Living off the Stony Farm: Address and Diasporic Consciousness in “Shamba la Mawe” by Awilo Mike. Eastern African Literary and Cultural Studies, 1, p.167-177. Website Abstract, 2014.
This article reads diasporic consciousness in the song “Shamba la Mawe” by the Kenyan artiste, Awilo Mike. It takes as its entry point for the reading the fact that Peter, the speaker in the song's lyrics, a Kenyan migrant in Europe, addresses two groups of Kenyans separately and together. The first of the two groups lives in Kenya, the second lives in Europe. The notion that forms of address may reveal information about the person of the addressor is relied on to shepherd the scrutiny of Peter's linguistic reference to his collocutors and the languages he uses in addressing the collocutors into a decoding of his diasporic consciousness. The focus of the analysis is thus on the addressing individual, the speaker, who presents himself as belonging to the two groups that he addresses. Information relating to the career of Awilo Mike is mobilized to conflate the character Peter's utterance and the song “Shamba la Mawe”, which it is part of.

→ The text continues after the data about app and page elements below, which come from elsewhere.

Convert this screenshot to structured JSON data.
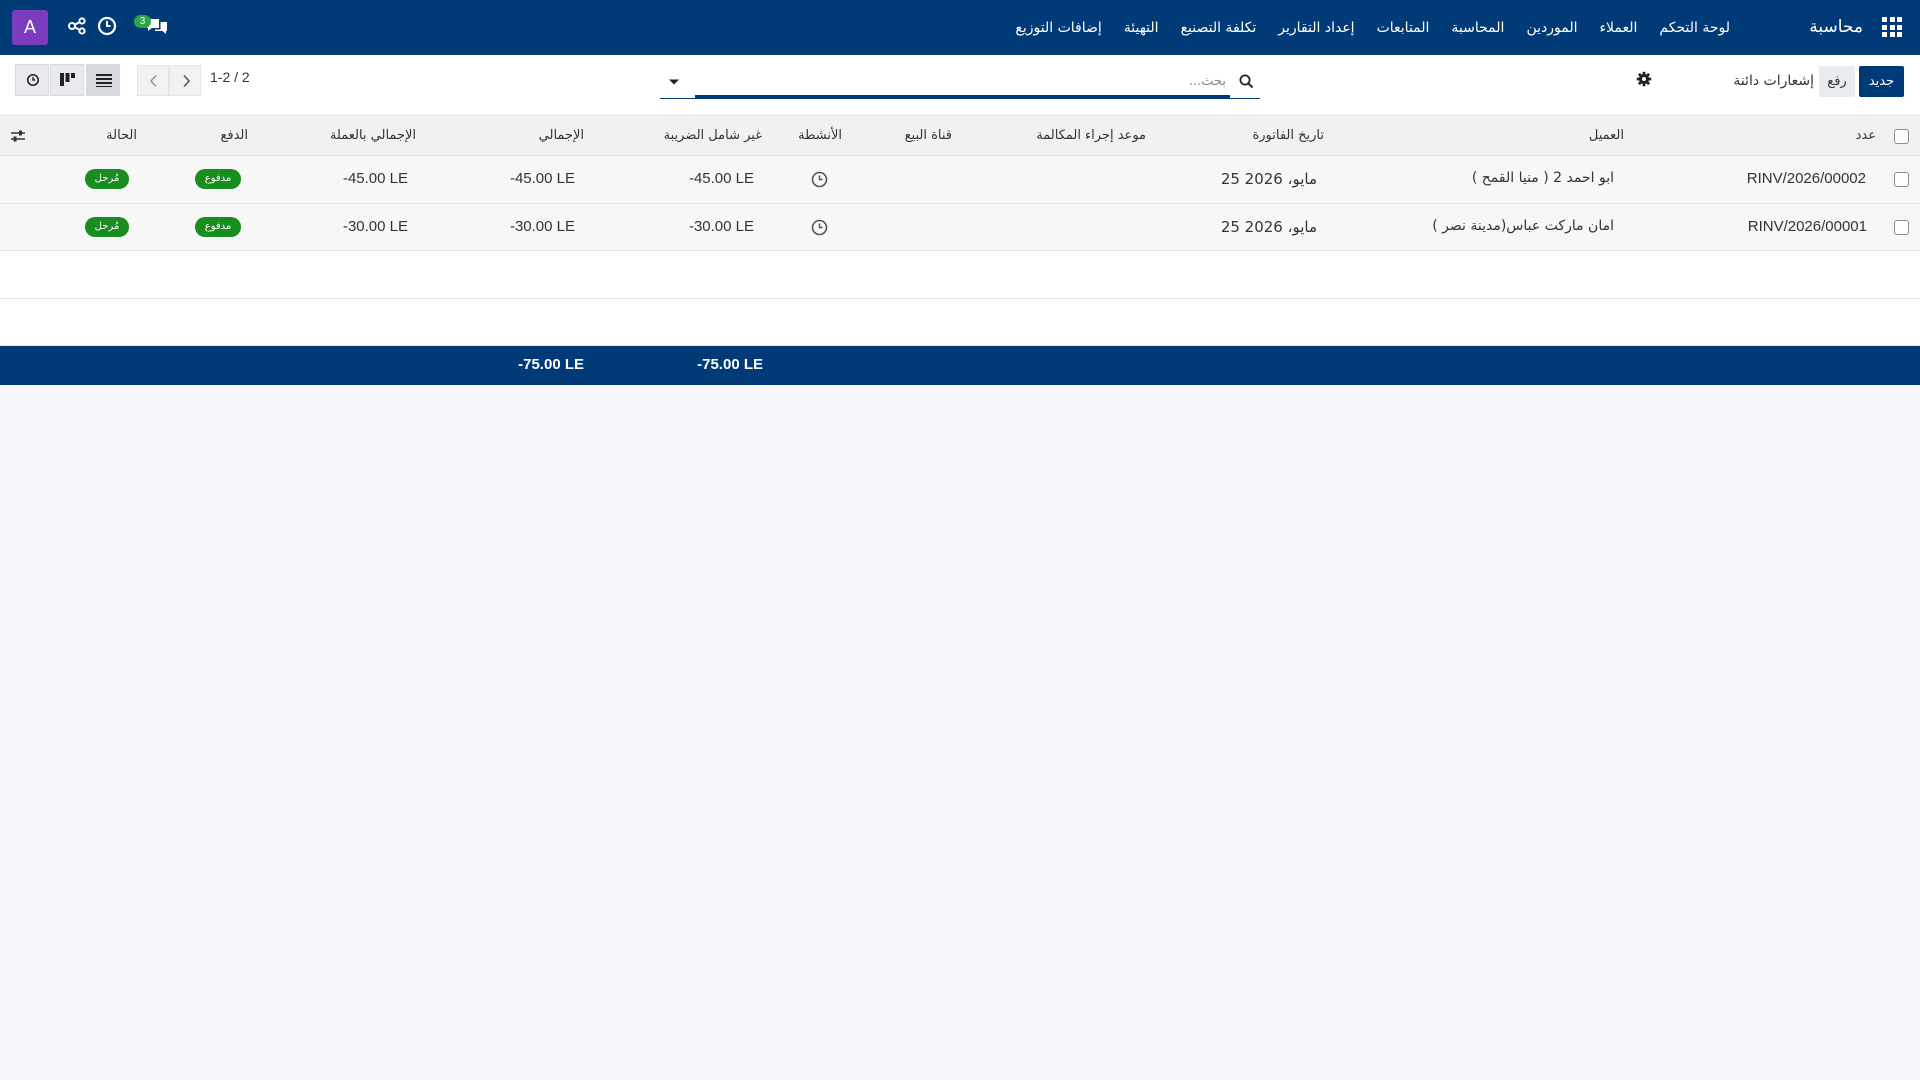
{
  "navbar": {
    "app_name": "محاسبة",
    "menu": [
      "لوحة التحكم",
      "العملاء",
      "الموردين",
      "المحاسبة",
      "المتابعات",
      "إعداد التقارير",
      "تكلفة التصنيع",
      "التهيئة",
      "إضافات التوزيع"
    ],
    "messages_count": "3",
    "avatar_letter": "A",
    "icons": [
      "apps-grid-icon",
      "chat-icon",
      "clock-icon",
      "share-icon"
    ]
  },
  "control_panel": {
    "new_label": "جديد",
    "upload_label": "رفع",
    "title": "إشعارات دائنة",
    "search_placeholder": "بحث...",
    "pager": "1-2 / 2"
  },
  "table": {
    "columns": [
      "عدد",
      "العميل",
      "تاريخ الفاتورة",
      "موعد إجراء المكالمة",
      "قناة البيع",
      "الأنشطة",
      "غير شامل الضريبة",
      "الإجمالي",
      "الإجمالي بالعملة",
      "الدفع",
      "الحالة"
    ],
    "rows": [
      {
        "number": "RINV/2026/00002",
        "customer": "ابو احمد 2 ( منيا القمح )",
        "invoice_date": "25 مايو، 2026",
        "untaxed": "-45.00 LE",
        "total": "-45.00 LE",
        "total_currency": "-45.00 LE",
        "payment": "مدفوع",
        "status": "مُرحل"
      },
      {
        "number": "RINV/2026/00001",
        "customer": "امان ماركت عباس(مدينة نصر )",
        "invoice_date": "25 مايو، 2026",
        "untaxed": "-30.00 LE",
        "total": "-30.00 LE",
        "total_currency": "-30.00 LE",
        "payment": "مدفوع",
        "status": "مُرحل"
      }
    ],
    "footer": {
      "untaxed_total": "-75.00 LE",
      "total": "-75.00 LE"
    }
  },
  "colors": {
    "primary": "#003b78",
    "avatar": "#7b3cc0",
    "badge": "#198e1e",
    "notification": "#28a745"
  }
}
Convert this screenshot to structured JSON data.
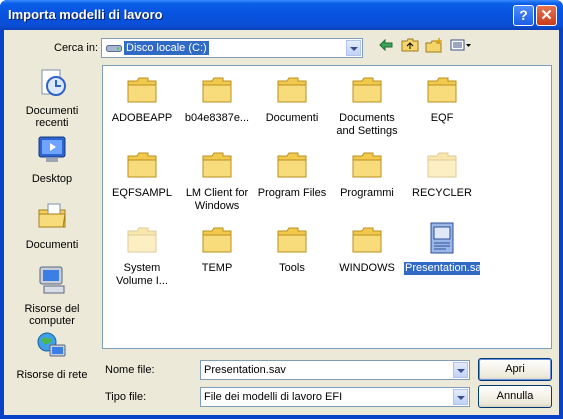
{
  "window": {
    "title": "Importa modelli di lavoro",
    "help_glyph": "?",
    "close_glyph": "✕"
  },
  "lookin": {
    "label": "Cerca in:",
    "value": "Disco locale (C:)"
  },
  "toolbar": {
    "icons": [
      "back-arrow-icon",
      "up-folder-icon",
      "new-folder-icon",
      "view-menu-icon"
    ]
  },
  "places": [
    {
      "label": "Documenti recenti",
      "icon": "recent-documents-icon"
    },
    {
      "label": "Desktop",
      "icon": "desktop-icon"
    },
    {
      "label": "Documenti",
      "icon": "my-documents-icon"
    },
    {
      "label": "Risorse del computer",
      "icon": "my-computer-icon"
    },
    {
      "label": "Risorse di rete",
      "icon": "network-places-icon"
    }
  ],
  "files": [
    {
      "name": "ADOBEAPP",
      "type": "folder"
    },
    {
      "name": "b04e8387e...",
      "type": "folder"
    },
    {
      "name": "Documenti",
      "type": "folder"
    },
    {
      "name": "Documents and Settings",
      "type": "folder"
    },
    {
      "name": "EQF",
      "type": "folder"
    },
    {
      "name": "EQFSAMPL",
      "type": "folder"
    },
    {
      "name": "LM Client for Windows",
      "type": "folder"
    },
    {
      "name": "Program Files",
      "type": "folder"
    },
    {
      "name": "Programmi",
      "type": "folder"
    },
    {
      "name": "RECYCLER",
      "type": "folder-hidden"
    },
    {
      "name": "System Volume I...",
      "type": "folder-hidden"
    },
    {
      "name": "TEMP",
      "type": "folder"
    },
    {
      "name": "Tools",
      "type": "folder"
    },
    {
      "name": "WINDOWS",
      "type": "folder"
    },
    {
      "name": "Presentation.sav",
      "type": "file",
      "selected": true
    }
  ],
  "filename": {
    "label": "Nome file:",
    "value": "Presentation.sav"
  },
  "filetype": {
    "label": "Tipo file:",
    "value": "File dei modelli di lavoro EFI"
  },
  "buttons": {
    "open": "Apri",
    "cancel": "Annulla"
  },
  "colors": {
    "selection": "#316ac5",
    "titlebar": "#0753e0",
    "face": "#ece9d8"
  }
}
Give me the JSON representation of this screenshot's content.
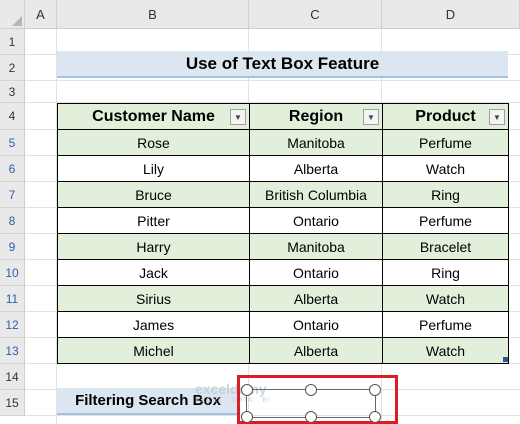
{
  "columns": [
    "A",
    "B",
    "C",
    "D"
  ],
  "rows": [
    "1",
    "2",
    "3",
    "4",
    "5",
    "6",
    "7",
    "8",
    "9",
    "10",
    "11",
    "12",
    "13",
    "14",
    "15"
  ],
  "title": "Use of Text Box Feature",
  "table": {
    "headers": [
      "Customer Name",
      "Region",
      "Product"
    ],
    "rows": [
      [
        "Rose",
        "Manitoba",
        "Perfume"
      ],
      [
        "Lily",
        "Alberta",
        "Watch"
      ],
      [
        "Bruce",
        "British Columbia",
        "Ring"
      ],
      [
        "Pitter",
        "Ontario",
        "Perfume"
      ],
      [
        "Harry",
        "Manitoba",
        "Bracelet"
      ],
      [
        "Jack",
        "Ontario",
        "Ring"
      ],
      [
        "Sirius",
        "Alberta",
        "Watch"
      ],
      [
        "James",
        "Ontario",
        "Perfume"
      ],
      [
        "Michel",
        "Alberta",
        "Watch"
      ]
    ]
  },
  "search_label": "Filtering Search Box",
  "watermark": {
    "name": "exceldemy",
    "tag": "EXCEL · DATA · BI"
  },
  "colors": {
    "header_fill": "#e2efda",
    "title_fill": "#dce6f1",
    "highlight": "#d61f26"
  }
}
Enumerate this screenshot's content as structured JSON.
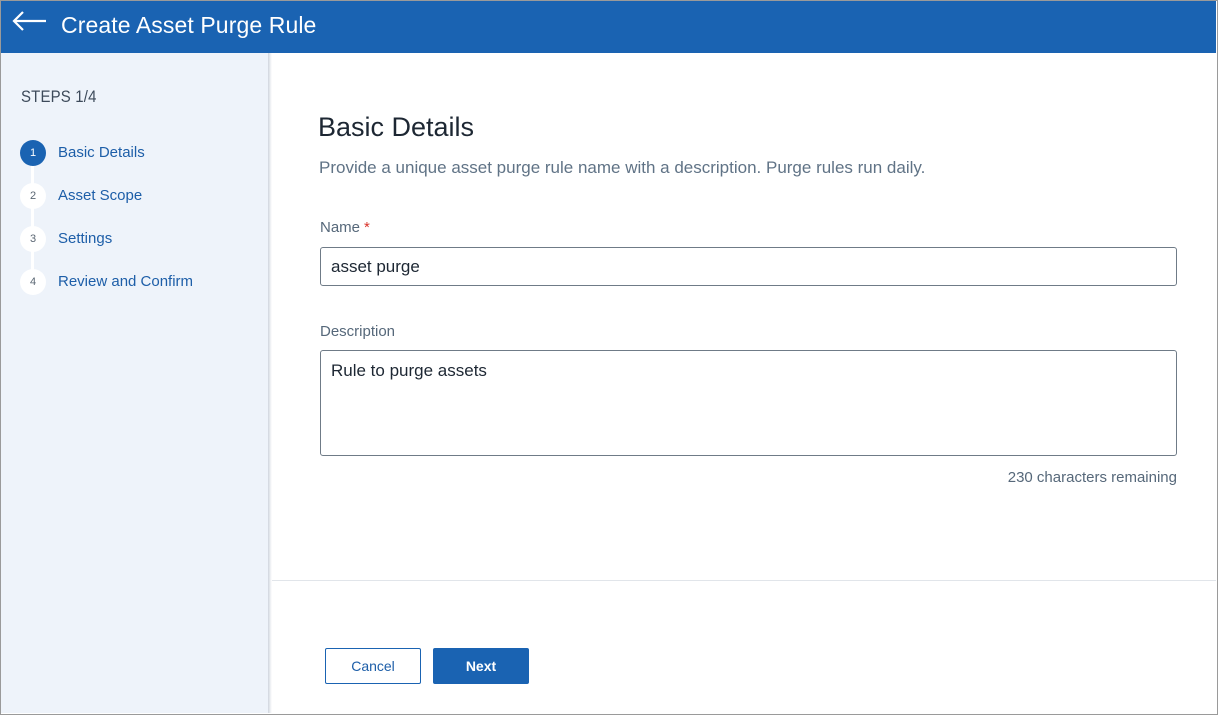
{
  "header": {
    "title": "Create Asset Purge Rule",
    "back_icon": "arrow-left-icon",
    "color": "#1a63b2"
  },
  "sidebar": {
    "heading": "STEPS 1/4",
    "steps": [
      {
        "number": "1",
        "label": "Basic Details",
        "active": true
      },
      {
        "number": "2",
        "label": "Asset Scope",
        "active": false
      },
      {
        "number": "3",
        "label": "Settings",
        "active": false
      },
      {
        "number": "4",
        "label": "Review and Confirm",
        "active": false
      }
    ]
  },
  "main": {
    "title": "Basic Details",
    "subtitle": "Provide a unique asset purge rule name with a description. Purge rules run daily.",
    "name_field": {
      "label": "Name",
      "required_marker": "*",
      "value": "asset purge"
    },
    "description_field": {
      "label": "Description",
      "value": "Rule to purge assets",
      "remaining": "230 characters remaining"
    }
  },
  "footer": {
    "cancel_label": "Cancel",
    "next_label": "Next"
  }
}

The Bicycle. In African Short Stories. African Books Network., 2013.
The Pained Face in the Cracked Mirror: Postcolonial African Identity in the Form of Okot p’Bitek’s Song of Ocol. The Nairobi Journal of Literature: the Journal of the Department of Literature, University of Nairobi, 7, p.13-23., 2013.
The Serious People of ‘Raha': The Politics in the Ethnic Stereotyping of the Luo in Okatch Biggy’s Benga. In Rethinking Eastern African Literary and Intellectual Landscapes. New Jersey: Africa World Press, p. 265-281., 2012.
An African Man. In The Doomed Conspiracy and Other Stories. Nairobi: East African Educational Publishers, p. 195-211 ., 2011.
Postcards from Taon. Postcolonial Text, 6., 2011.
“Communion of Shadows”,“The Return of the Rains, Mwanzo” and“Music Man”. In Counterpoint and Other Poems. Nairobi: Oxford University Press, p. 61-65., 2010.
2010. Counterpoint and Other Poems. , Nairobi: Oxford University Press.
Foreword. In Counterpoint and Other Poems. Nairobi: Oxford University Press, p. x-xii., 2010.
‘My voice is nowadays known’, Okatch Biggy, Benga and Luo identity in the 1990s. Muziki, 6, p.14-25. Website, 2009.
Sex, HIV/AIDS and ‘tribal’politics in the Benga of Okatch Biggy. Postcolonial text, 5, p.2–12., 2009.